Wednesday, March 27, 2019

President Gordon B. Hinckley on a positive outlook in life

President Gordon B. Hinckley (1910-2008) was called to the Quorum of Twelve in 1961. He served as a counselor in the First Presidency from 1981-1995, then as Church President until his death in 2008.
"I come this evening with a plea that we stop seeking out the storms and enjoy more fully the sunlight. I’m suggesting that we accentuate the positive. I’m asking that we look a little deeper for the good, that we still our voices of insult and sarcasm, that we more generously compliment virtue and effort.
"I am not asking that all criticism be silent. Growth comes with correction. Strength comes with repentance. Wise is the man or woman who, committing mistakes pointed out by others, changes his or her course. I am not suggesting that our conversation be all honey. Clever expression that is sincere and honest is a skill to be sought and cultivated. What I am suggesting and asking is that we turn from the negativism that so permeates our society and look for the remarkable good in the land and times in which we live, that we speak of one another’s virtues more than we speak of one another’s faults, that optimism replace pessimism.
"Let our faith replace our fears. When I was a boy, my father often said to us, 'Cynics do not contribute, skeptics do not create, doubters do not achieve.'"
- Gordon B. Hinckley, "The Lord Is at the Helm," BYU Devotional, Mar. 6, 1994
Click here to read the full talk

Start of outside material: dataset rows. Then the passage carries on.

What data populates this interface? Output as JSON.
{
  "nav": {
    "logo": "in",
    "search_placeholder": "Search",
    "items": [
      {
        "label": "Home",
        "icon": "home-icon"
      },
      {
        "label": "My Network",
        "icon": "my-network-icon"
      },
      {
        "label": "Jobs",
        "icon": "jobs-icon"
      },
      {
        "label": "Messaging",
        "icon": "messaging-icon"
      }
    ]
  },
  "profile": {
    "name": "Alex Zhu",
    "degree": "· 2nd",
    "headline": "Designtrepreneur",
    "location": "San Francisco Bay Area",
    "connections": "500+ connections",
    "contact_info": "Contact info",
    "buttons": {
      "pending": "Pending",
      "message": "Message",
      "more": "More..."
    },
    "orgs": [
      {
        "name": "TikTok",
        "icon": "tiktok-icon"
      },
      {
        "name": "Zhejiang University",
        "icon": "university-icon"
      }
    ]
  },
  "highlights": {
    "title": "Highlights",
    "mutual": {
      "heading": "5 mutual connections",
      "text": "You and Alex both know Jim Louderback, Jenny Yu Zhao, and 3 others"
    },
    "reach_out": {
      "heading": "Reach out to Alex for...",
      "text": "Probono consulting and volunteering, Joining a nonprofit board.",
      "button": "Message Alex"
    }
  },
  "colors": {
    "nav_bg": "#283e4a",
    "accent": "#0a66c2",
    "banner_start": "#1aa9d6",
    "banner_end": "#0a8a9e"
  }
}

This is a theme that President Hinckley loved, and spoke of a number of times during his ministry. We cannot always choose the circumstances around us, but we can always choose how we react to them and how we act in the midst of them. On another occasion he described people who always respond negatively and critically as "pickle suckers." He suggests there is a better way—seeking and dwelling on good things instead of the negative aspects:

President Hinckley does acknowledge that there is a proper place for criticism, pointing out of mistakes and errors, etc. But the spirit in which what is done (both given and received) makes all the difference. And one of the great keys is that when we "speak of one another’s virtues more than we speak of one another’s faults" it becomes easier to receive helpful suggestions about those faults.

Not only should "optimism replace pessimism," but at the same time, in the Lord's hands, we will find that "our faith [will] replace our fears."

(Compilation and commentary by David Kenison, Orem, Utah, 2019)

No comments:

Post a Comment

// Customization to close archive widget on first view - DK 3/15